[Work to be completed]
How many lines in the records below contain the word "time"? Give only the number.

++++ Data in this exercise ++++

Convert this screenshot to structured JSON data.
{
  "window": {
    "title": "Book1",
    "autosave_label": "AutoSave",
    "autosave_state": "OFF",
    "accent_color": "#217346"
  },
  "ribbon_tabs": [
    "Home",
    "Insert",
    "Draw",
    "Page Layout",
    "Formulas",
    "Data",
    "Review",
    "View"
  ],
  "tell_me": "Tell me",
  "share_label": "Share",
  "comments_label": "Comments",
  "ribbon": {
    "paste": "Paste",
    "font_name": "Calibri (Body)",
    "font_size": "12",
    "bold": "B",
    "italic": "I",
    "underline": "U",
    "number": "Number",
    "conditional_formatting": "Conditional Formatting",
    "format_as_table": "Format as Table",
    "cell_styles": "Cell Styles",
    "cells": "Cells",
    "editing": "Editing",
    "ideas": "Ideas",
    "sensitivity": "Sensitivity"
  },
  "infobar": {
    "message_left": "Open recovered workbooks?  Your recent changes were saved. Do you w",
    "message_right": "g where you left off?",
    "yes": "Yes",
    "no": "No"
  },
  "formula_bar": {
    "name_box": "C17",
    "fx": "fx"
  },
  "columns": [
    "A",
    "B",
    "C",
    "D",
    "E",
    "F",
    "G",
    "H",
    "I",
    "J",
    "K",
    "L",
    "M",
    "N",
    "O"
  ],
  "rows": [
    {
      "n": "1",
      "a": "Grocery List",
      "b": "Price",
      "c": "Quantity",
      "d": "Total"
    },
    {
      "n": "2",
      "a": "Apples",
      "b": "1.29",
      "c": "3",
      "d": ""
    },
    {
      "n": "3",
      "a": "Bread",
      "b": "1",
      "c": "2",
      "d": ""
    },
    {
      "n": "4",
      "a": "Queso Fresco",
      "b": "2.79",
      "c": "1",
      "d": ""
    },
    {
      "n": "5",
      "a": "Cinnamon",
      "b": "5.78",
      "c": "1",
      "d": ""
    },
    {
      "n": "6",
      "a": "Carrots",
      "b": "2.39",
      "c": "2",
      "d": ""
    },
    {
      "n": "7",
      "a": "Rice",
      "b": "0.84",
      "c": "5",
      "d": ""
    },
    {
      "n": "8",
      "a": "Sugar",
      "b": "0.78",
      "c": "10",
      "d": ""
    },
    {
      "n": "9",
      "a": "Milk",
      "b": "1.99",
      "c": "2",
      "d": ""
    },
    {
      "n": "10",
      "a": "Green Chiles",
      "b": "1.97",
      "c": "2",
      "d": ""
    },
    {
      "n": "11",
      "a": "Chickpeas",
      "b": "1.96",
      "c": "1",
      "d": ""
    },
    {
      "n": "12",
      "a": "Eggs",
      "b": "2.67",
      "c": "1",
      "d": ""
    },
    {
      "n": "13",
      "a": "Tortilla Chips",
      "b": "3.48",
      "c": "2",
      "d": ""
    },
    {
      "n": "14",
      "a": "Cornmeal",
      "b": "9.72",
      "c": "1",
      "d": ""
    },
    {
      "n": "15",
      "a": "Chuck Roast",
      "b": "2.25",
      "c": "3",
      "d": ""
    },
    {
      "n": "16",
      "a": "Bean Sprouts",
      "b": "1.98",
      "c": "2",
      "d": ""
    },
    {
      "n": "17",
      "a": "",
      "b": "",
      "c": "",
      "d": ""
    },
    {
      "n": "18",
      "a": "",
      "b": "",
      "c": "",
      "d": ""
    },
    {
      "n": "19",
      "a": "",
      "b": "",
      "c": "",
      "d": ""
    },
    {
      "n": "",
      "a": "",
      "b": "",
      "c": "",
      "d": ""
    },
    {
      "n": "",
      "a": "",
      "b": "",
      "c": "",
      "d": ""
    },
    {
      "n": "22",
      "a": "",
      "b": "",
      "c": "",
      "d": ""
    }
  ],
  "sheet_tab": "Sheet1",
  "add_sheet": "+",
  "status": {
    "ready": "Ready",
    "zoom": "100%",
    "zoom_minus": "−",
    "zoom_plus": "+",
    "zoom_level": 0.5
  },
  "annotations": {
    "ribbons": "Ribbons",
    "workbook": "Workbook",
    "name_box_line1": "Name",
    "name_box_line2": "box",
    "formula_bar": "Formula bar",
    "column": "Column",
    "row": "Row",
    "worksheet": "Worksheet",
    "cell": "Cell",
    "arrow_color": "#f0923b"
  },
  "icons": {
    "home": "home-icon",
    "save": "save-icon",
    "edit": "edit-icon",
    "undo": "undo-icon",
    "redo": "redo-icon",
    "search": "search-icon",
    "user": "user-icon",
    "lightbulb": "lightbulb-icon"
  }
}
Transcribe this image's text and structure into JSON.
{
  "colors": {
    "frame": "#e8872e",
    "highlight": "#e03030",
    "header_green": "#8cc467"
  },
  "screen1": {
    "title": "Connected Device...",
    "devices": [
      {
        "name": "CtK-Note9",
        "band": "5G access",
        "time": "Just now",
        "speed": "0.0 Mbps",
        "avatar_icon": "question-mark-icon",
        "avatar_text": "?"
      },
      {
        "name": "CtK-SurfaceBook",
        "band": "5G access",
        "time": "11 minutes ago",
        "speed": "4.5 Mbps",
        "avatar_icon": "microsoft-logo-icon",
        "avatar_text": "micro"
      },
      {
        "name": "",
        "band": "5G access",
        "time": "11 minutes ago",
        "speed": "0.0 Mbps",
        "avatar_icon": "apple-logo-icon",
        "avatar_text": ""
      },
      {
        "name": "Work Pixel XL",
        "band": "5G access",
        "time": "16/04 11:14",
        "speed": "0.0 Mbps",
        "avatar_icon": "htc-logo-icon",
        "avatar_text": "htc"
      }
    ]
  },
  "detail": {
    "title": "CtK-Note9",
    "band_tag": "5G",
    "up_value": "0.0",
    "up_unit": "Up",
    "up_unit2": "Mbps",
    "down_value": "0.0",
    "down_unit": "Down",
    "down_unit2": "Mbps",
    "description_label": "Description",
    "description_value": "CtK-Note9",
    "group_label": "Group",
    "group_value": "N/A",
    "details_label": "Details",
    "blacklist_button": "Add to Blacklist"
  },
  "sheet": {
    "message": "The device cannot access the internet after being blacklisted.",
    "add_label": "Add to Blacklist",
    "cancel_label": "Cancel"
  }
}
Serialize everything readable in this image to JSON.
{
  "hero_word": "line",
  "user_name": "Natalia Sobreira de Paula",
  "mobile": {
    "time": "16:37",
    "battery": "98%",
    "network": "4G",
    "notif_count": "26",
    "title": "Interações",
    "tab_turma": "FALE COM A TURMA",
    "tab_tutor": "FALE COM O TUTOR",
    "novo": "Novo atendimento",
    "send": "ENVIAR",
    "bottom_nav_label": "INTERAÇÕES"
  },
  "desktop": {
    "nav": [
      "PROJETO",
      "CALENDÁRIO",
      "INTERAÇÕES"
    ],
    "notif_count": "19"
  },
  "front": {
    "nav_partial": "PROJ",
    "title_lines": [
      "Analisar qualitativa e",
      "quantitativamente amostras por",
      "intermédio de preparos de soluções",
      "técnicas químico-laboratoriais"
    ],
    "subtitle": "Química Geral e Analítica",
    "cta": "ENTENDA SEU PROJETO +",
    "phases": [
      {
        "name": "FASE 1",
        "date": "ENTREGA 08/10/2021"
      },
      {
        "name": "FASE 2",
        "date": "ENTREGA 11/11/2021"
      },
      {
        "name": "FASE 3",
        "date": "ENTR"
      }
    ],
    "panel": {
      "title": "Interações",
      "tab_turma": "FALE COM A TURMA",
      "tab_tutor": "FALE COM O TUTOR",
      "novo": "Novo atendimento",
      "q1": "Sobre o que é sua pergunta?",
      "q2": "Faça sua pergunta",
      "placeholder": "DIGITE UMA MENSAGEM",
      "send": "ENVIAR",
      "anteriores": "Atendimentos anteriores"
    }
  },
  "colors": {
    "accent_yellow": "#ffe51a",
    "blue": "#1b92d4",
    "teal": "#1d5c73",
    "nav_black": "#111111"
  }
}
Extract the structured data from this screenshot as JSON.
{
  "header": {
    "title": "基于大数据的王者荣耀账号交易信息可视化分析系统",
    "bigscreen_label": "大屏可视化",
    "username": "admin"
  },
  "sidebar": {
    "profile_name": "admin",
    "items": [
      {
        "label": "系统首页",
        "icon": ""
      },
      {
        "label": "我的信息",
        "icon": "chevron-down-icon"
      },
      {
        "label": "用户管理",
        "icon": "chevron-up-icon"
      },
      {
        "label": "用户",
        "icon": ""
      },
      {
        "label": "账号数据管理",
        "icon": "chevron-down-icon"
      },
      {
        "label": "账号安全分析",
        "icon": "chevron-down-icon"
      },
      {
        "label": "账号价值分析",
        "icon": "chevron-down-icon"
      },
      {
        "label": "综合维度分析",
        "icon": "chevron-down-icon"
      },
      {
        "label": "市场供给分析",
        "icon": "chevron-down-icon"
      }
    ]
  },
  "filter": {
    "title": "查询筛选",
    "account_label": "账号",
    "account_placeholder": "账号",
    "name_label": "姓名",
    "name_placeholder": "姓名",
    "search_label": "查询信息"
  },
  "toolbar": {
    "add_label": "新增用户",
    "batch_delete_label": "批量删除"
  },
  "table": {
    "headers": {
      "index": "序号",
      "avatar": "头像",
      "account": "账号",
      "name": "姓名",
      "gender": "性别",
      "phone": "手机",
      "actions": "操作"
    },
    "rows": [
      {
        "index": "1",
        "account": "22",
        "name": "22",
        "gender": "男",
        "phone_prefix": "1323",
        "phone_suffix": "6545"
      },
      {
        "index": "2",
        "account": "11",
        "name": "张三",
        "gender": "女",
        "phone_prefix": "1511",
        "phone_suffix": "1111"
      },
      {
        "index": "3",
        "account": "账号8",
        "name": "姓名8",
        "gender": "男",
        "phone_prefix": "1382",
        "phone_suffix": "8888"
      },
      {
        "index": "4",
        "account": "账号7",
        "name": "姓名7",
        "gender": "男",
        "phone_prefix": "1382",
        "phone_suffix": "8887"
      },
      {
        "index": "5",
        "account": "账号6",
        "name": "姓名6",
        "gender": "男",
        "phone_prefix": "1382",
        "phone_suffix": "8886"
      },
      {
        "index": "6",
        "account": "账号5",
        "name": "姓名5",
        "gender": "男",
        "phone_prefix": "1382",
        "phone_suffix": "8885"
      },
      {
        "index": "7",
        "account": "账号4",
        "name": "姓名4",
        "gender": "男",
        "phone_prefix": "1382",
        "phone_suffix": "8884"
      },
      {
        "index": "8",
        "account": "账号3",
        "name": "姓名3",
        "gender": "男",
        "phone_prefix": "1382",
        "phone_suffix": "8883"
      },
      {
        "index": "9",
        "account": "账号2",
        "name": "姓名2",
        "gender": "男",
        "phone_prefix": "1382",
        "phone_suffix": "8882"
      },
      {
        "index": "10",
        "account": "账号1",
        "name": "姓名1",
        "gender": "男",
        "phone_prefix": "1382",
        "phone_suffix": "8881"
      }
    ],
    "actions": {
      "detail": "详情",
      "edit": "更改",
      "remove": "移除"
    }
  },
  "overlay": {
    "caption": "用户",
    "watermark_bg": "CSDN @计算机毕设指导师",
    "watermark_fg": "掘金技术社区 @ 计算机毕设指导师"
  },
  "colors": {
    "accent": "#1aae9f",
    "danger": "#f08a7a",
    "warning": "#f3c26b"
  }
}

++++

[Task output]
5